In this session, we will discuss how live video sharing heightens the true value of its purpose and impact on the world. It is instilling the need among personal and professional communities to integrate live video into their way of life and business. Live broadcasted content is growing exponentially causing more memorable moments to be shared with the entire world through non-traditional media and platforms. The growing interest speaks to how sophisticated live video technology is enhancing. Sharing live moments is no longer associated with standard televisions. Instead, syndication of live content is accessible through computers, smart TVs, streaming devices, and more.
by Kate De Rivero, Ivan Gayton and Pablo Mayrgundter
Responding to medical humanitarian crises is filled with a variety of obstacles. Constraints like limited time for aid workers, uneven staff education, lousy internet and mobile phone access, as well as the frantic pace of emergency response have made aid organizations reluctant to introduce technological innovations into their practice. This panel will explore how two international aid organizations collaborated with technology companies to adapt new technologies to field conditions. In on instance, Doctors Without Borders/Médecins Sans Frontières (MSF) teamed up with Google on a spatial mapping project to better understand the cholera epidemic in Haiti in 2010. In another program, Women and Health Alliance (WAHA) are teaming up with the mobile phone carrier Expresso and Microsoft’s HealthVault in Senegal to adapt electronic medical record system to SMS. The discussion will address how the programs were implemented, how cultural differences were bridged, and what lessons were learned.
by Riley Crane
Human history is punctuated by revolutions in communication. Innovations ranging from the printing press to the mobile phone continually improved our communication across space and time, culminating in the Internet Age. Itself a product of crowdsourcing, the Internet can harness a community’s ability to create and analyze data, providing us with movie suggestions, online encyclopedias, and personalized search.

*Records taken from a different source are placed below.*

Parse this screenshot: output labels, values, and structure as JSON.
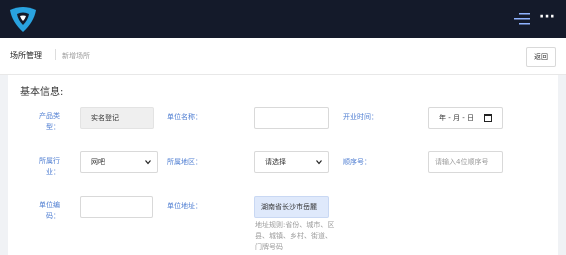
{
  "colors": {
    "topbar": "#141a2a",
    "accent": "#4b7bd1",
    "logo": "#29a3e0"
  },
  "icons": {
    "logo": "app-logo",
    "menu": "menu-lines-icon",
    "more": "more-dots-icon",
    "select": "chevron-down-icon",
    "date": "calendar-icon"
  },
  "header": {
    "more": "···"
  },
  "breadcrumb": {
    "main": "场所管理",
    "sub": "新增场所"
  },
  "toolbar": {
    "back_label": "返回"
  },
  "form": {
    "title": "基本信息:",
    "product_type": {
      "label": "产品类型：",
      "value": "实名登记"
    },
    "unit_name": {
      "label": "单位名称：",
      "value": ""
    },
    "open_time": {
      "label": "开业时间：",
      "value": "年 - 月 - 日"
    },
    "industry": {
      "label": "所属行业：",
      "value": "网吧"
    },
    "region": {
      "label": "所属地区：",
      "value": "请选择"
    },
    "serial": {
      "label": "顺序号：",
      "placeholder": "请输入4位顺序号"
    },
    "unit_code": {
      "label": "单位编码：",
      "value": ""
    },
    "unit_address": {
      "label": "单位地址：",
      "value": "湖南省长沙市岳麓",
      "hint": "地址规则:省份、城市、区县、城镇、乡村、街道、门牌号码"
    }
  }
}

Yet, these examples beg the question: how can we communicate without a pre-existing community? The winners of the DARPA Network Challenge began to answer this question by using social media to find 10 red balloons hidden across the US. But what about collaborating to find a missing child? Or coordinating a peaceful protest? Or communicating in the aftermath of a natural disaster? We are on the cusp of yet another revolution, one that could allow ad hoc communication within any crowd united by a common context. To solve this problem, we just need to rethink the way we communicate.
9th–13th March 2012